Some of the awards were pedestrian, but some were for academic achievement (the salutatorian, barely missing valedictorian by a decimal point).
A friend (a very intelligent one) finally burst out: “You are SO LUCKY!” Inside I chuckled, how wrong she was: if ever a case of “making luck” this was one. For years, I was up till 2 AM every weeknight finishing homework after an afternoon of working clubs and sports. I knew she spent her evenings on the phone till before setting out her outfit for the morning, and turning in about the time I finished my first assignment of the night.
It my first lesson in “luck” and “success.” For me, “success” (despite the provocative signs announcing the opposite) is to overcome alot of my natural inclinations. Success may be in the journey or it might be at the destination, but it almost always contains a mountain of perseverance—and often–getting up after failure. To achieve success demands a lot of humility. You need humility to learn from failure, and to ask for help from the best, and to study and apply best practices.

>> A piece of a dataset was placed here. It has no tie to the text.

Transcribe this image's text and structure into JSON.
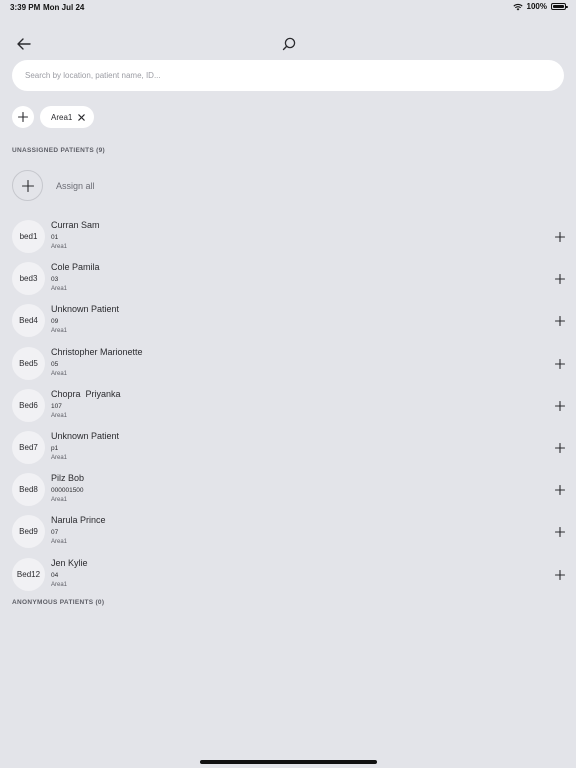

It seems I never achieve success without working against two things: the first thing I work against is inertia. I always have to do things I don’t want to have to do. For example: getting up early (!) and especially when sizable/difficult tasks face me that day. I work against inertia when I apologize for being wrong when I know I am still in the right. (Humility again)
The other thing I often have to work at – or against – is handling my emotions, and fear, in particular. It’s demanding, and I often have to work through it to act like the person I don’t feel I am, and to do things I am afraid to do, or things that are potentially humiliating if I fail.
All of this demands that I push myself to think about things differently, and some times to not going along with the crowd if it occurs to me the crowd is headed where I do not want to go.
You may ask why do I bother?—why do I push back against the inertia? or take on the fears? I do it because I don’t have any other choice: my opinions, if instituted, will prevent growth. See for me he question is not, “What do I want?” (that’s easy enough), but “What next?”
Yeah, I hate to ask that question—it opens the door to the possibility of too much discomfort. But then, I’m not guaranteed comfort if I get what I want, either.
“Courage is almost a contradiction in terms. It means a strong desire to live taking the form of a readiness to die.” – Orthodoxy
“There is not really any courage at all in attacking hoary or antiquated things, any more than in offering to fight one’s grandmother. The really courageous man is he who defies tyrannies young as the morning and superstitions fresh as the first flowers. The only true free-thinker is he whose intellect is as much free from the future as from the past.” GK Chesterton